Varadkar moves up the ranks for time in office as Taoiseach
Fine Gael leader overtakes Brian Cowen, Albert Reynolds for tenure in office
Leo Varadkar: on Friday the Taoiseach will become the 11th longest-serving in that role. He first took office on June 14th, 2017. Photograph: Leon Farrell/Photocall Ireland
Leo Varadkar will later this week become a longer-serving Taoiseach than his predecessors Brian Cowen and Albert Reynolds.
On Tuesday (April 14th) Mr Varadkar will equal Mr Cowen’s tenure in office. The Fianna Fáil leader served as taoiseach for 1,036 days between May 2008 and March 2011 in coalition with the Green Party.
On Thursday, Mr Varadkar’s tenure will equal that of Mr Reynolds, who was taoiseach in the Fianna Fáil Labour coalition for 1,038 days from February 1992 to December 1994.
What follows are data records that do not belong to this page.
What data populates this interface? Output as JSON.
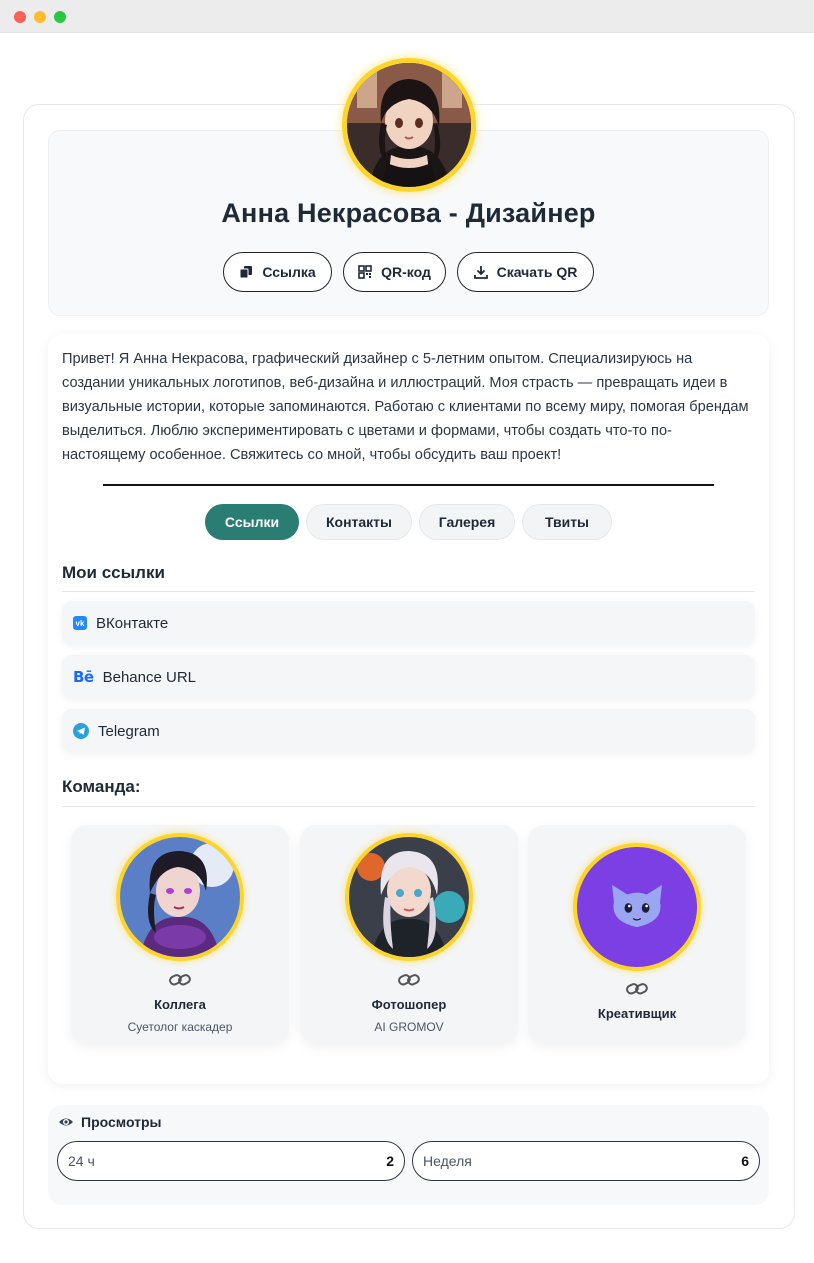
{
  "window": {
    "buttons": [
      "close",
      "minimize",
      "maximize"
    ]
  },
  "profile": {
    "name": "Анна Некрасова - Дизайнер",
    "avatar_icon": "avatar-anime-girl"
  },
  "actions": [
    {
      "label": "Ссылка",
      "icon": "copy-icon"
    },
    {
      "label": "QR-код",
      "icon": "qr-icon"
    },
    {
      "label": "Скачать QR",
      "icon": "download-icon"
    }
  ],
  "bio": "Привет! Я Анна Некрасова, графический дизайнер с 5-летним опытом. Специализируюсь на создании уникальных логотипов, веб-дизайна и иллюстраций. Моя страсть — превращать идеи в визуальные истории, которые запоминаются. Работаю с клиентами по всему миру, помогая брендам выделиться. Люблю экспериментировать с цветами и формами, чтобы создать что-то по-настоящему особенное. Свяжитесь со мной, чтобы обсудить ваш проект!",
  "tabs": [
    {
      "label": "Ссылки",
      "active": true
    },
    {
      "label": "Контакты",
      "active": false
    },
    {
      "label": "Галерея",
      "active": false
    },
    {
      "label": "Твиты",
      "active": false
    }
  ],
  "links_section": {
    "title": "Мои ссылки",
    "items": [
      {
        "label": "ВКонтакте",
        "icon": "vk-icon"
      },
      {
        "label": "Behance URL",
        "icon": "behance-icon"
      },
      {
        "label": "Telegram",
        "icon": "telegram-icon"
      }
    ]
  },
  "team_section": {
    "title": "Команда:",
    "members": [
      {
        "name": "Коллега",
        "subtitle": "Суетолог каскадер",
        "icon": "link-icon"
      },
      {
        "name": "Фотошопер",
        "subtitle": "AI GROMOV",
        "icon": "link-icon"
      },
      {
        "name": "Креативщик",
        "subtitle": "",
        "icon": "link-icon"
      }
    ]
  },
  "views": {
    "title": "Просмотры",
    "icon": "eye-icon",
    "stats": [
      {
        "label": "24 ч",
        "count": "2"
      },
      {
        "label": "Неделя",
        "count": "6"
      }
    ]
  },
  "colors": {
    "accent": "#2a7d72",
    "avatar_ring": "#fdd52a",
    "purple_avatar": "#7b3fe4"
  }
}
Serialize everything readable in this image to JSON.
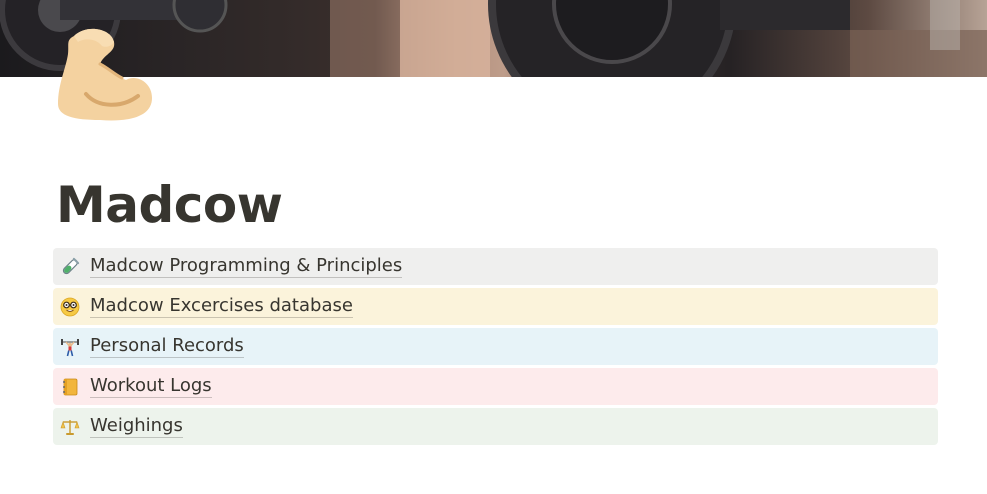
{
  "page": {
    "title": "Madcow",
    "icon": "flexed-biceps-icon"
  },
  "cover": {
    "description_icon": "barbell-cover-image"
  },
  "links": [
    {
      "label": "Madcow Programming & Principles",
      "icon": "test-tube-icon",
      "background": "#efefee"
    },
    {
      "label": "Madcow Excercises database",
      "icon": "nerd-face-icon",
      "background": "#fbf3db"
    },
    {
      "label": "Personal Records",
      "icon": "weightlifter-icon",
      "background": "#e7f3f8"
    },
    {
      "label": "Workout Logs",
      "icon": "notebook-icon",
      "background": "#fdebec"
    },
    {
      "label": "Weighings",
      "icon": "balance-scale-icon",
      "background": "#edf3ec"
    }
  ]
}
Then on Friday the Taoiseach will become the 11th longest-serving in that role, having first taken the office on June 14th, 2017.
Last year he moved from being the shortest serving Taoiseach on Christmas Day when with 925 days in office he overtook John Bruton who served for 924 days, in the Fine Gael-led rainbow coalition between December 1994 and June 1997.
Mr Varadkar’s immediate predecessor Enda Kenny is Fine Gael’s longest-serving taoiseach, in office for 2,289 days from March 2011 to June 2017 and became the party’s first leader to secure a second consecutive term in office.
Mr Kenny is followed by John A Costello, Garret FitzGerald and Liam Cosgrave as the next long-serving Fine Gael taoisigh.
Ireland’s longest serving taoiseach by far is Fianna Fáil leader Eamon de Valera with a total of 7,735 days in office (21 years and two months) over three terms in office between 1932 and 1959.
Bertie Ahern is the second longest serving taoiseach in the history of the State with 3,968 days in office, leader of three successive Fianna Fáil coalitions from June 1997 to May 2007 with the Progressive Democrats and in the third administration also with the involvement of the Green Party.